START Record excerpts

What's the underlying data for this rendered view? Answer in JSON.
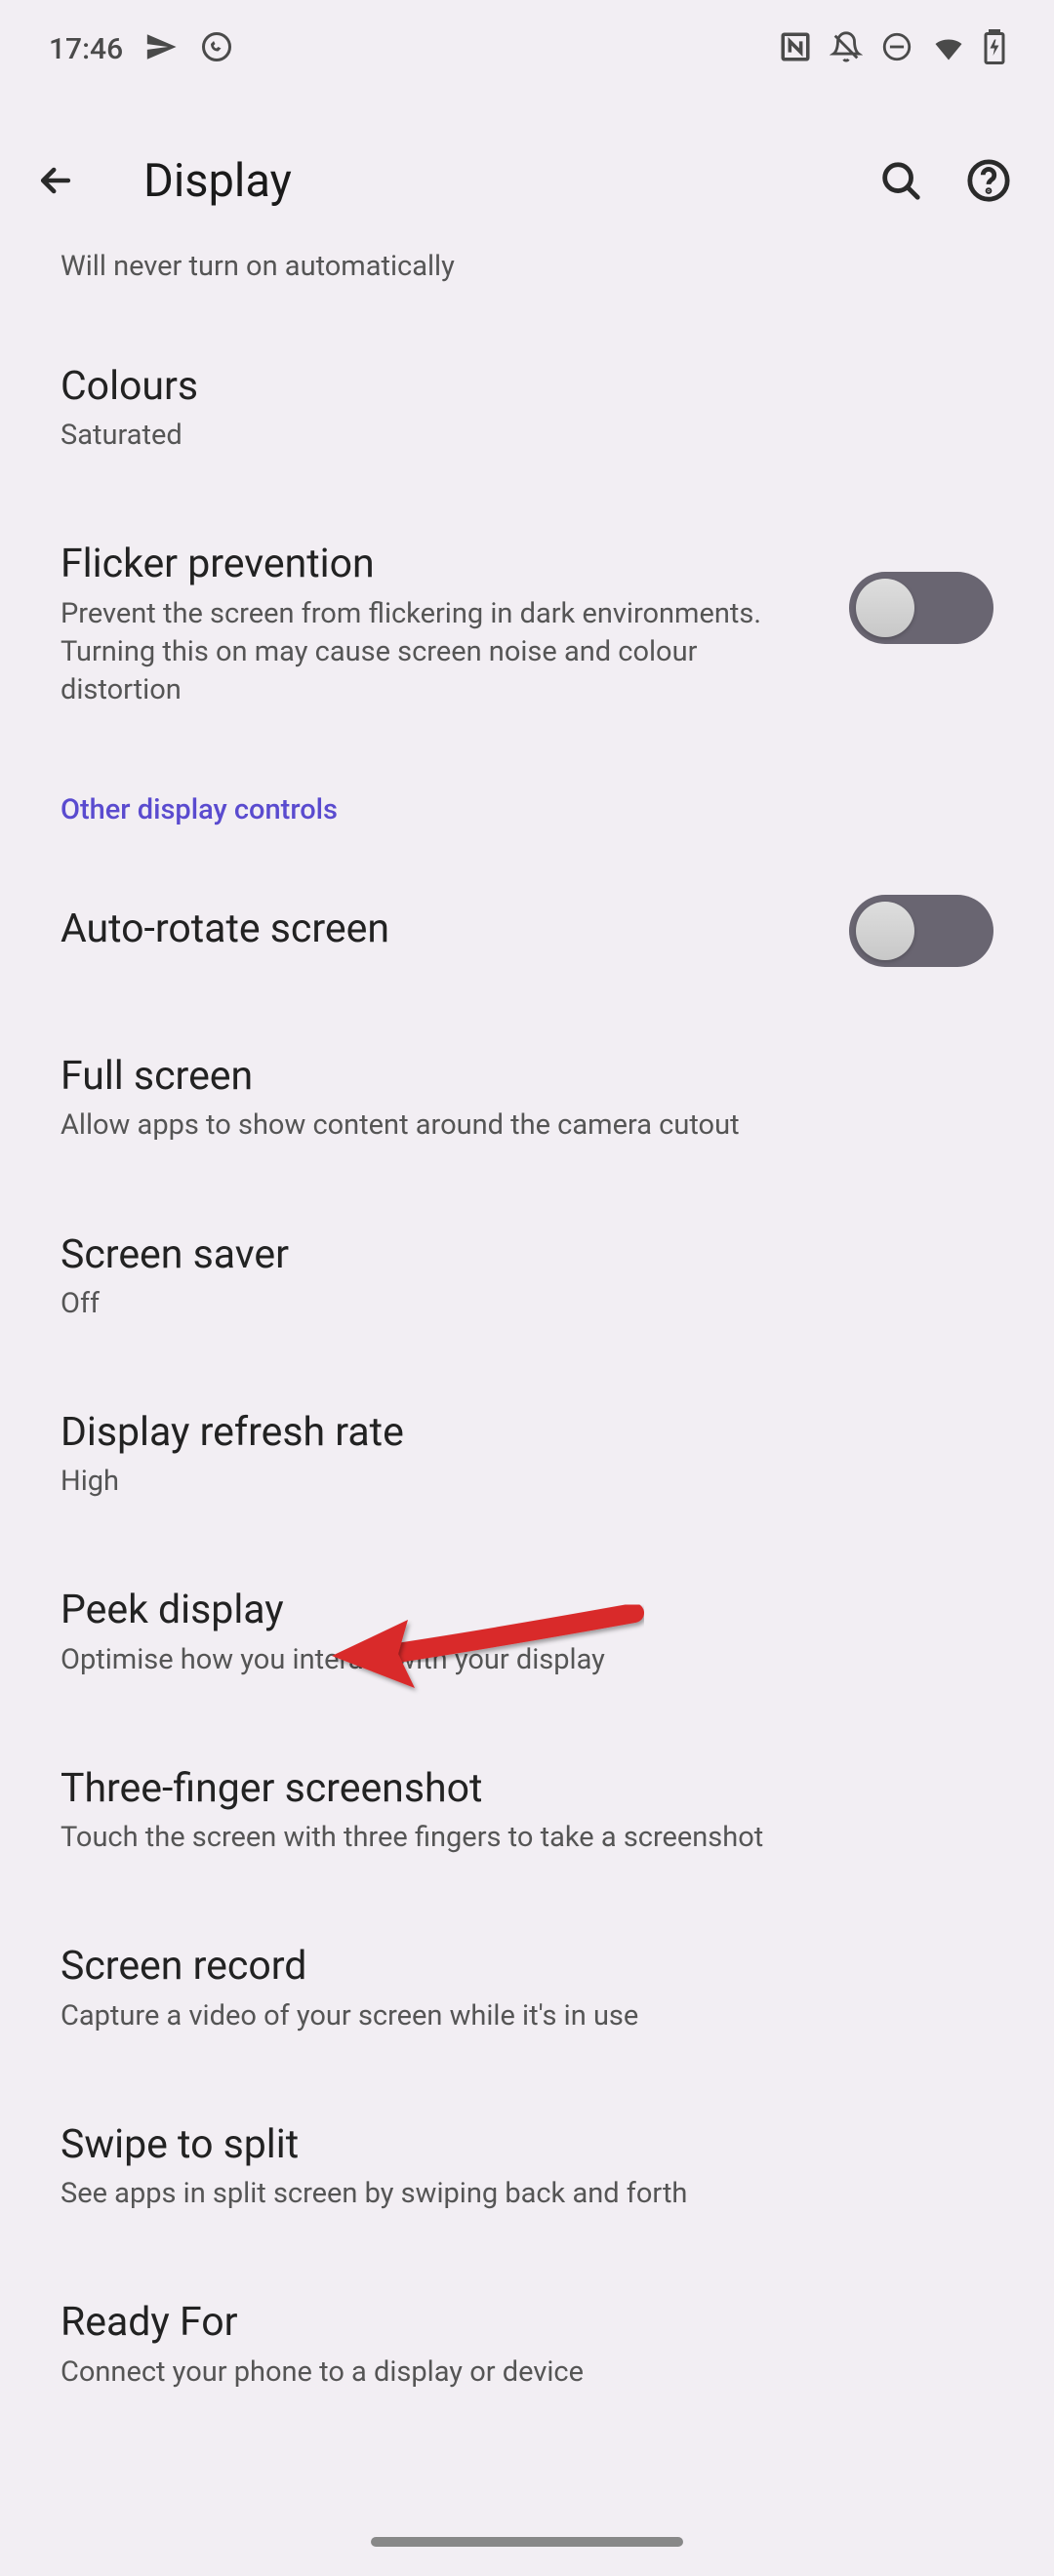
{
  "status": {
    "time": "17:46"
  },
  "header": {
    "title": "Display"
  },
  "partial": {
    "text": "Will never turn on automatically"
  },
  "settings": {
    "colours": {
      "title": "Colours",
      "subtitle": "Saturated"
    },
    "flicker": {
      "title": "Flicker prevention",
      "subtitle": "Prevent the screen from flickering in dark environments. Turning this on may cause screen noise and colour distortion"
    },
    "section1": "Other display controls",
    "autorotate": {
      "title": "Auto-rotate screen"
    },
    "fullscreen": {
      "title": "Full screen",
      "subtitle": "Allow apps to show content around the camera cutout"
    },
    "screensaver": {
      "title": "Screen saver",
      "subtitle": "Off"
    },
    "refresh": {
      "title": "Display refresh rate",
      "subtitle": "High"
    },
    "peek": {
      "title": "Peek display",
      "subtitle": "Optimise how you interact with your display"
    },
    "threefinger": {
      "title": "Three-finger screenshot",
      "subtitle": "Touch the screen with three fingers to take a screenshot"
    },
    "record": {
      "title": "Screen record",
      "subtitle": "Capture a video of your screen while it's in use"
    },
    "swipe": {
      "title": "Swipe to split",
      "subtitle": "See apps in split screen by swiping back and forth"
    },
    "readyfor": {
      "title": "Ready For",
      "subtitle": "Connect your phone to a display or device"
    }
  }
}
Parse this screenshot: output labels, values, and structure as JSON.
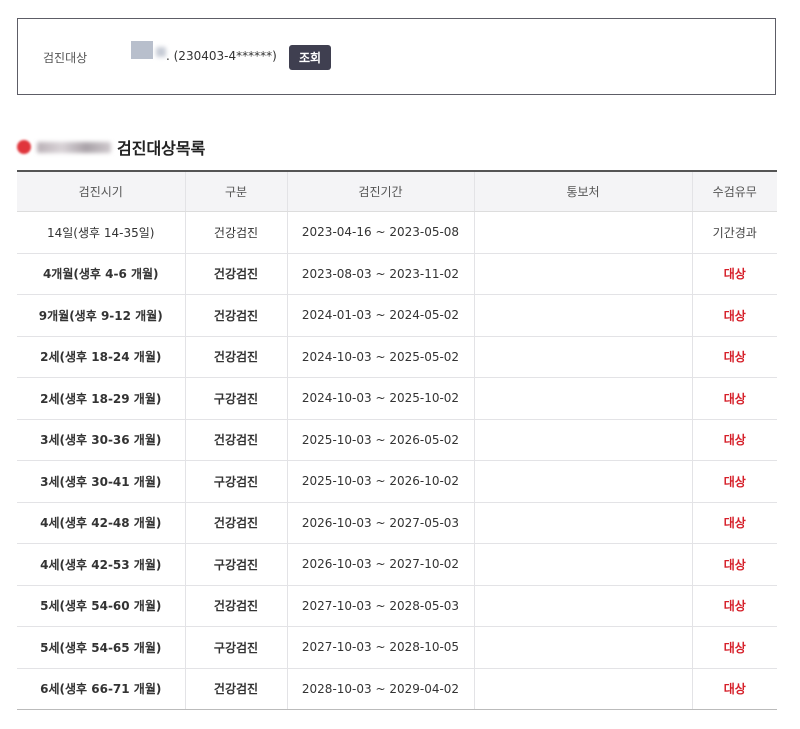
{
  "search": {
    "label": "검진대상",
    "patient_id": ". (230403-4******)",
    "button_label": "조회"
  },
  "list": {
    "title": "검진대상목록"
  },
  "table": {
    "headers": [
      "검진시기",
      "구분",
      "검진기간",
      "통보처",
      "수검유무"
    ],
    "rows": [
      {
        "period": "14일(생후 14-35일)",
        "type": "건강검진",
        "range": "2023-04-16 ~ 2023-05-08",
        "notify": "",
        "status": "기간경과"
      },
      {
        "period": "4개월(생후 4-6 개월)",
        "type": "건강검진",
        "range": "2023-08-03 ~ 2023-11-02",
        "notify": "",
        "status": "대상"
      },
      {
        "period": "9개월(생후 9-12 개월)",
        "type": "건강검진",
        "range": "2024-01-03 ~ 2024-05-02",
        "notify": "",
        "status": "대상"
      },
      {
        "period": "2세(생후 18-24 개월)",
        "type": "건강검진",
        "range": "2024-10-03 ~ 2025-05-02",
        "notify": "",
        "status": "대상"
      },
      {
        "period": "2세(생후 18-29 개월)",
        "type": "구강검진",
        "range": "2024-10-03 ~ 2025-10-02",
        "notify": "",
        "status": "대상"
      },
      {
        "period": "3세(생후 30-36 개월)",
        "type": "건강검진",
        "range": "2025-10-03 ~ 2026-05-02",
        "notify": "",
        "status": "대상"
      },
      {
        "period": "3세(생후 30-41 개월)",
        "type": "구강검진",
        "range": "2025-10-03 ~ 2026-10-02",
        "notify": "",
        "status": "대상"
      },
      {
        "period": "4세(생후 42-48 개월)",
        "type": "건강검진",
        "range": "2026-10-03 ~ 2027-05-03",
        "notify": "",
        "status": "대상"
      },
      {
        "period": "4세(생후 42-53 개월)",
        "type": "구강검진",
        "range": "2026-10-03 ~ 2027-10-02",
        "notify": "",
        "status": "대상"
      },
      {
        "period": "5세(생후 54-60 개월)",
        "type": "건강검진",
        "range": "2027-10-03 ~ 2028-05-03",
        "notify": "",
        "status": "대상"
      },
      {
        "period": "5세(생후 54-65 개월)",
        "type": "구강검진",
        "range": "2027-10-03 ~ 2028-10-05",
        "notify": "",
        "status": "대상"
      },
      {
        "period": "6세(생후 66-71 개월)",
        "type": "건강검진",
        "range": "2028-10-03 ~ 2029-04-02",
        "notify": "",
        "status": "대상"
      }
    ]
  },
  "colors": {
    "accent_button": "#3f3f50",
    "status_target": "#d6202a",
    "header_bg": "#f4f4f6"
  }
}
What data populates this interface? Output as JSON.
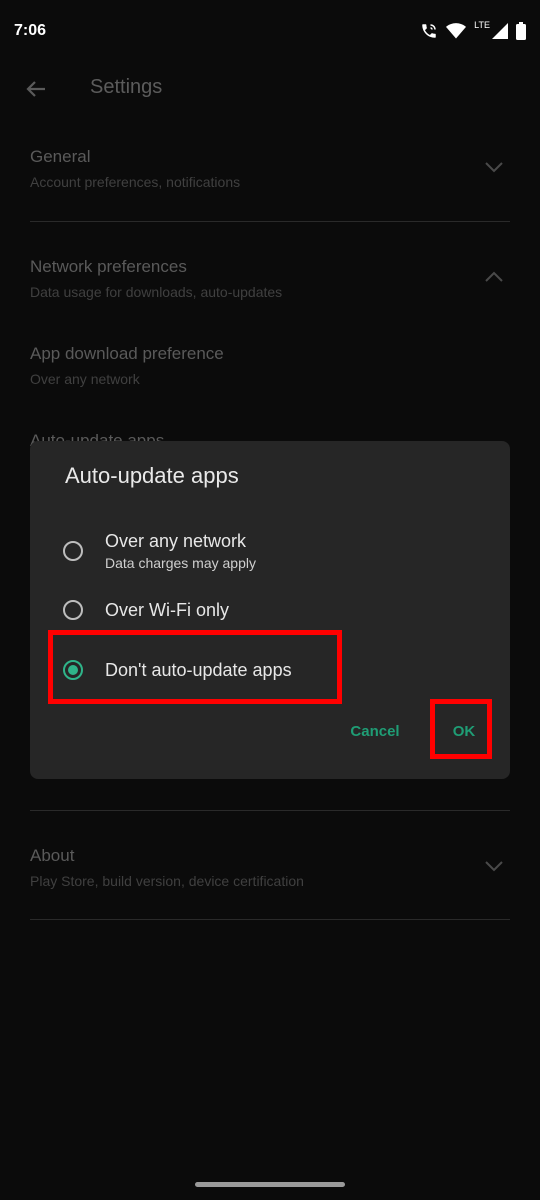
{
  "status_bar": {
    "time": "7:06",
    "network_label": "LTE"
  },
  "app_bar": {
    "title": "Settings"
  },
  "settings": {
    "general": {
      "title": "General",
      "subtitle": "Account preferences, notifications"
    },
    "network": {
      "title": "Network preferences",
      "subtitle": "Data usage for downloads, auto-updates"
    },
    "app_download": {
      "title": "App download preference",
      "subtitle": "Over any network"
    },
    "auto_update": {
      "title": "Auto-update apps"
    },
    "about": {
      "title": "About",
      "subtitle": "Play Store, build version, device certification"
    }
  },
  "dialog": {
    "title": "Auto-update apps",
    "options": [
      {
        "label": "Over any network",
        "subtitle": "Data charges may apply",
        "selected": false
      },
      {
        "label": "Over Wi-Fi only",
        "selected": false
      },
      {
        "label": "Don't auto-update apps",
        "selected": true
      }
    ],
    "cancel_label": "Cancel",
    "ok_label": "OK"
  },
  "colors": {
    "accent": "#2fb489",
    "button_text": "#1f9d75",
    "highlight": "#ff0000",
    "dialog_bg": "#262626",
    "background": "#0b0b0b"
  }
}
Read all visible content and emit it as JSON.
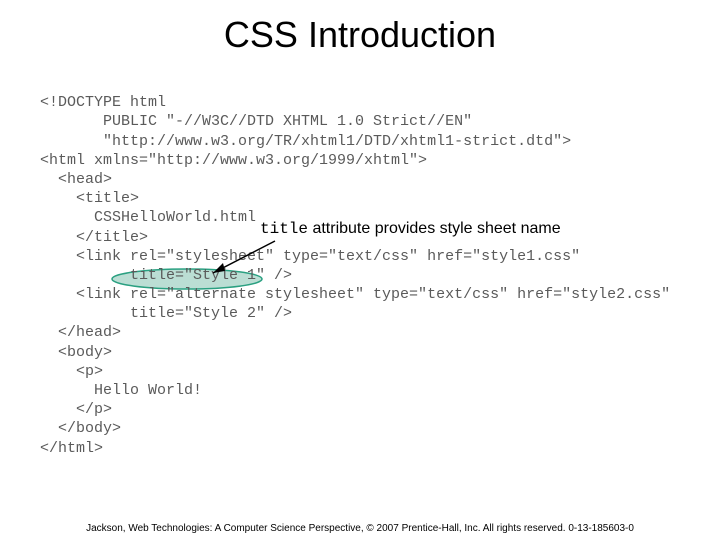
{
  "title": "CSS Introduction",
  "annotation": {
    "mono": "title",
    "rest": " attribute provides style sheet name"
  },
  "code": {
    "l1": "<!DOCTYPE html",
    "l2": "       PUBLIC \"-//W3C//DTD XHTML 1.0 Strict//EN\"",
    "l3": "       \"http://www.w3.org/TR/xhtml1/DTD/xhtml1-strict.dtd\">",
    "l4": "<html xmlns=\"http://www.w3.org/1999/xhtml\">",
    "l5": "  <head>",
    "l6": "    <title>",
    "l7": "      CSSHelloWorld.html",
    "l8": "    </title>",
    "l9": "    <link rel=\"stylesheet\" type=\"text/css\" href=\"style1.css\"",
    "l10": "          title=\"Style 1\" />",
    "l11": "    <link rel=\"alternate stylesheet\" type=\"text/css\" href=\"style2.css\"",
    "l12": "          title=\"Style 2\" />",
    "l13": "  </head>",
    "l14": "  <body>",
    "l15": "    <p>",
    "l16": "      Hello World!",
    "l17": "    </p>",
    "l18": "  </body>",
    "l19": "</html>"
  },
  "footer": "Jackson, Web Technologies: A Computer Science Perspective, © 2007 Prentice-Hall, Inc. All rights reserved. 0-13-185603-0"
}
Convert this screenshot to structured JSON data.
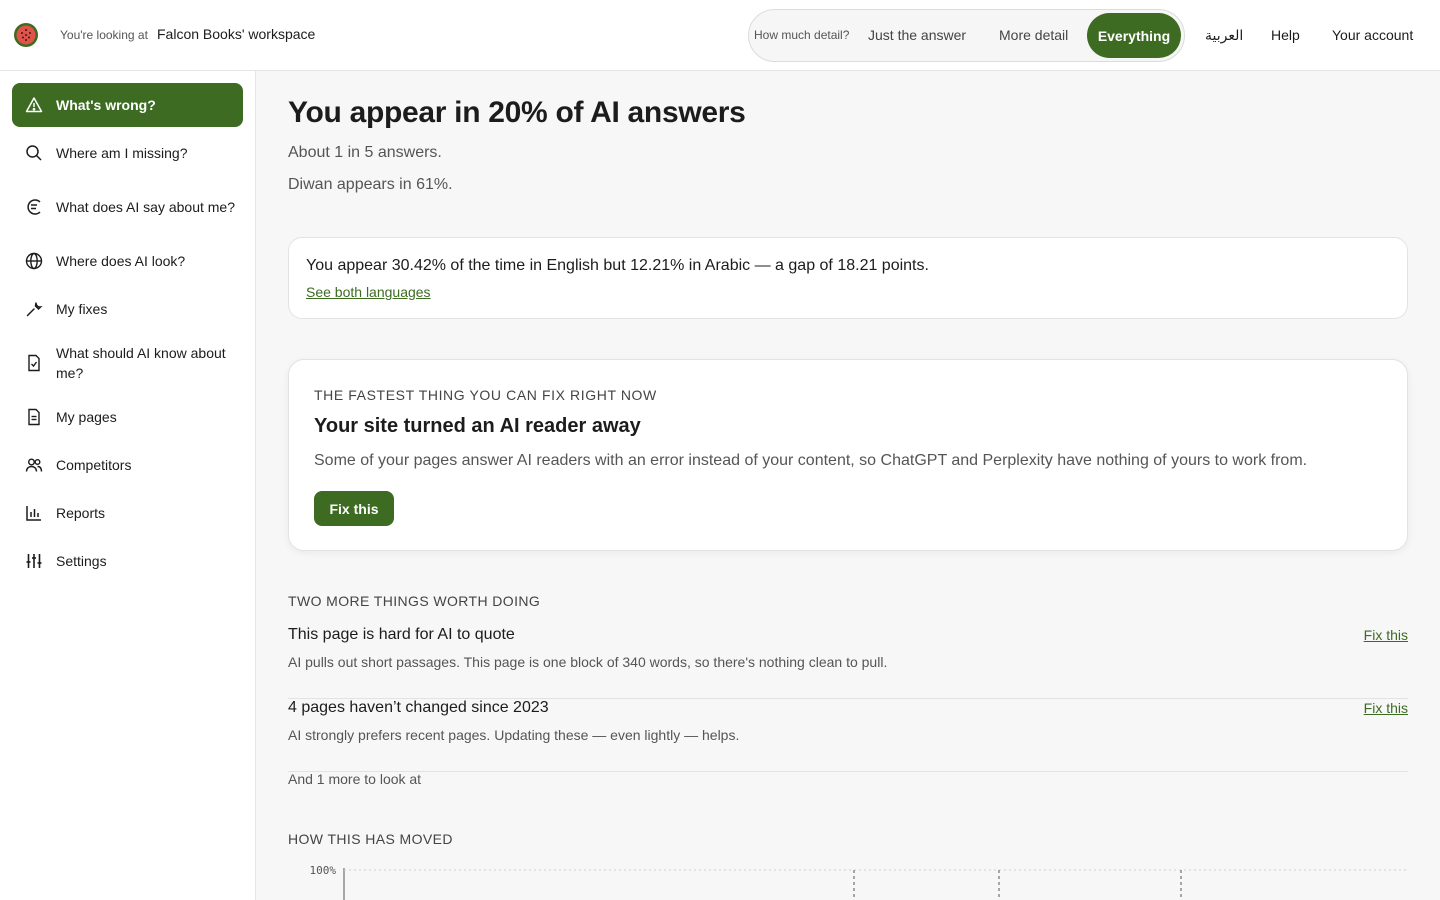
{
  "header": {
    "workspace_prefix": "You're looking at",
    "workspace_name": "Falcon Books' workspace",
    "detail_label": "How much detail?",
    "detail_options": [
      "Just the answer",
      "More detail",
      "Everything"
    ],
    "detail_selected": "Everything",
    "language_link": "العربية",
    "help": "Help",
    "account": "Your account"
  },
  "sidebar": {
    "items": [
      {
        "label": "What's wrong?",
        "icon": "warning-icon",
        "active": true
      },
      {
        "label": "Where am I missing?",
        "icon": "search-icon"
      },
      {
        "label": "What does AI say about me?",
        "icon": "chat-icon"
      },
      {
        "label": "Where does AI look?",
        "icon": "globe-icon"
      },
      {
        "label": "My fixes",
        "icon": "wrench-icon"
      },
      {
        "label": "What should AI know about me?",
        "icon": "doc-check-icon"
      },
      {
        "label": "My pages",
        "icon": "page-icon"
      },
      {
        "label": "Competitors",
        "icon": "people-icon"
      },
      {
        "label": "Reports",
        "icon": "bar-chart-icon"
      },
      {
        "label": "Settings",
        "icon": "sliders-icon"
      }
    ]
  },
  "main": {
    "title": "You appear in 20% of AI answers",
    "subtitle_1": "About 1 in 5 answers.",
    "subtitle_2": "Diwan appears in 61%.",
    "language_card": {
      "text": "You appear 30.42% of the time in English but 12.21% in Arabic — a gap of 18.21 points.",
      "link": "See both languages"
    },
    "fix_card": {
      "eyebrow": "THE FASTEST THING YOU CAN FIX RIGHT NOW",
      "heading": "Your site turned an AI reader away",
      "description": "Some of your pages answer AI readers with an error instead of your content, so ChatGPT and Perplexity have nothing of yours to work from.",
      "button": "Fix this"
    },
    "more_things": {
      "label": "TWO MORE THINGS WORTH DOING",
      "items": [
        {
          "title": "This page is hard for AI to quote",
          "desc": "AI pulls out short passages. This page is one block of 340 words, so there's nothing clean to pull.",
          "action": "Fix this"
        },
        {
          "title": "4 pages haven’t changed since 2023",
          "desc": "AI strongly prefers recent pages. Updating these — even lightly — helps.",
          "action": "Fix this"
        }
      ],
      "more": "And 1 more to look at"
    },
    "history": {
      "label": "HOW THIS HAS MOVED"
    }
  },
  "chart_data": {
    "type": "line",
    "title": "",
    "ytick_labels": [
      "100%"
    ],
    "ylim": [
      0,
      100
    ]
  },
  "colors": {
    "accent": "#3d6b22",
    "background": "#f7f7f7",
    "logo": "#c0392b"
  }
}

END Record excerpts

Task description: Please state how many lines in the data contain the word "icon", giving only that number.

Finished task: 10